Penn National Gaming says "no dice" to the new contract approved by the non-profit that holds the Argosy Casino's gaming license.
Staring down a Thursday deadline to come up with a gaming contract extension that state regulators approve of, Missouri River Historical Development "doubled down" Monday night, and approved a new, two-and-a-half year deal. Mark Monson, MRHD President, says "The extension provides protections for the employees first and foremost, and for the IRGC, the city of Sioux City and for MRHD."
It gives power over annual contract renewals to the Iowa Racing and Gaming Commission. But, it also removes any mention of exclusivity, which means MRHD could work with any other gaming operator on the Argosy, and a land-based casino.
The ink was barely dry on when officials with Penn National Gaming rejected it. Spokesman Eric Schippers said Penn is "disappointed" by MRHD's continued "aggressive efforts" to replace Penn as operator. Schippers also accused MRHD of trying to modify a contract the two parties agreed to back in July. Not so, says Monson. Mark Monson, MRHD President, says "Clearly, Mr. Schippers, who represents Penn, was confused about MRHD's action."

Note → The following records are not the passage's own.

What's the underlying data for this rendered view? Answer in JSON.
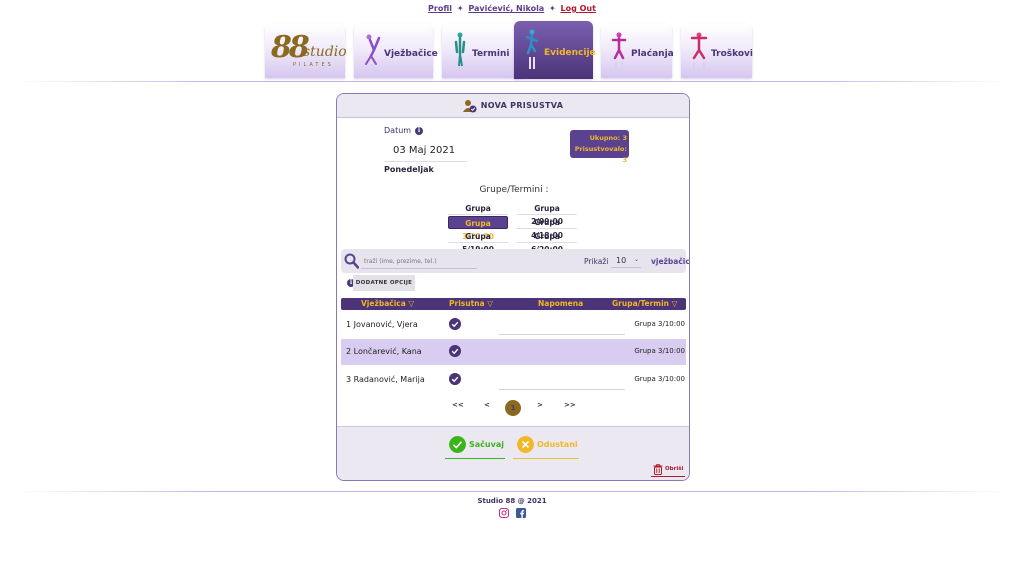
{
  "top_links": {
    "profile": "Profil",
    "user": "Pavićević, Nikola",
    "logout": "Log Out",
    "separator": "✦"
  },
  "nav": {
    "logo_main": "88",
    "logo_script": "studio",
    "logo_sub": "PILATES",
    "items": [
      {
        "label": "Vježbačice",
        "active": false
      },
      {
        "label": "Termini",
        "active": false
      },
      {
        "label": "Evidencije",
        "active": true
      },
      {
        "label": "Plaćanja",
        "active": false
      },
      {
        "label": "Troškovi",
        "active": false
      }
    ]
  },
  "card": {
    "title": "NOVA PRISUSTVA",
    "date_label": "Datum",
    "date_value": "03 Maj 2021",
    "weekday": "Ponedeljak",
    "totals": {
      "ukupno": "Ukupno: 3",
      "prisustvovalo": "Prisustvovalo: 3"
    },
    "groups_title": "Grupe/Termini :",
    "groups": [
      {
        "label": "Grupa 1/08:00",
        "selected": false
      },
      {
        "label": "Grupa 2/09:00",
        "selected": false
      },
      {
        "label": "Grupa 3/10:00",
        "selected": true
      },
      {
        "label": "Grupa 4/18:00",
        "selected": false
      },
      {
        "label": "Grupa 5/19:00",
        "selected": false
      },
      {
        "label": "Grupa 6/20:00",
        "selected": false
      }
    ],
    "search_placeholder": "traži (ime, prezime, tel.)",
    "show_label": "Prikaži",
    "page_size": "10",
    "show_suffix": "vježbačica",
    "extra_options": "DODATNE OPCIJE",
    "table": {
      "headers": [
        "Vježbačica",
        "Prisutna",
        "Napomena",
        "Grupa/Termin"
      ],
      "rows": [
        {
          "name": "1 Jovanović, Vjera",
          "present": true,
          "note": "",
          "group": "Grupa 3/10:00"
        },
        {
          "name": "2 Lončarević, Kana",
          "present": true,
          "note": "",
          "group": "Grupa 3/10:00"
        },
        {
          "name": "3 Radanović, Marija",
          "present": true,
          "note": "",
          "group": "Grupa 3/10:00"
        }
      ]
    },
    "pager": {
      "first": "<<",
      "prev": "<",
      "current": "1",
      "next": ">",
      "last": ">>"
    },
    "save_label": "Sačuvaj",
    "cancel_label": "Odustani",
    "delete_label": "Obriši"
  },
  "footer": {
    "copyright": "Studio 88 @ 2021"
  },
  "colors": {
    "primary": "#4b3478",
    "accent": "#f2b728",
    "light": "#d8cdf0",
    "save": "#3ab41b",
    "cancel": "#f2b728",
    "danger": "#b0182b"
  }
}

Monson says it's not a modification of the deal done in July. Rather, it's a new deal that, Monson says, provides protections for the Argosy's 325 employees, the city of Sioux City, and for MRHD.
Mark Monson, MRHD President, says "Mr. Schippers comments, in the wake of Penn's public rejection of an extension at the last IRGC meeting, prove Penn's continued lack of concern for their employees over their profits."
Schippers says those 325 workers are top of Penn's mind. And, it's MRHD's actions that are jeopardizing those jobs.
All of this comes just two days before the Iowa Racing and Gaming Commission's next meeting, in Riverside, Iowa, on Thursday. At its July meeting, the IRGC made it clear that the only extension it would approve was a short-term, seven-month extension through March of 2013. Monson said MRHD would agree to the short-term deal if it came to that. But, Penn flatly said "no", last month.
At least one member of the IRGC has said if the two sides don't agree to the short-term deal, the commission could close the Argosy Casino. "At that point it could entail a closing of the facility. And it is solely in their hands," said Jeff Lamberti, IRGC Chairman.
IRGC administrator Brian Ohorilko says if the commission wants to close the Argosy, there are several steps it would take, first. The commission would get advice from counsel... in this case that's an assistant Iowa Attorney General. A hearing would likely follow that meeting. And, ultimately, the "WARN Act" would apply. It mandates 60-days advance notice of the closing of a business, which employs at least 100 people.
The IRGC is already taking applications for Woodbury County's new gaming license. The deadline to apply is November 1st. They'll make a decision in April.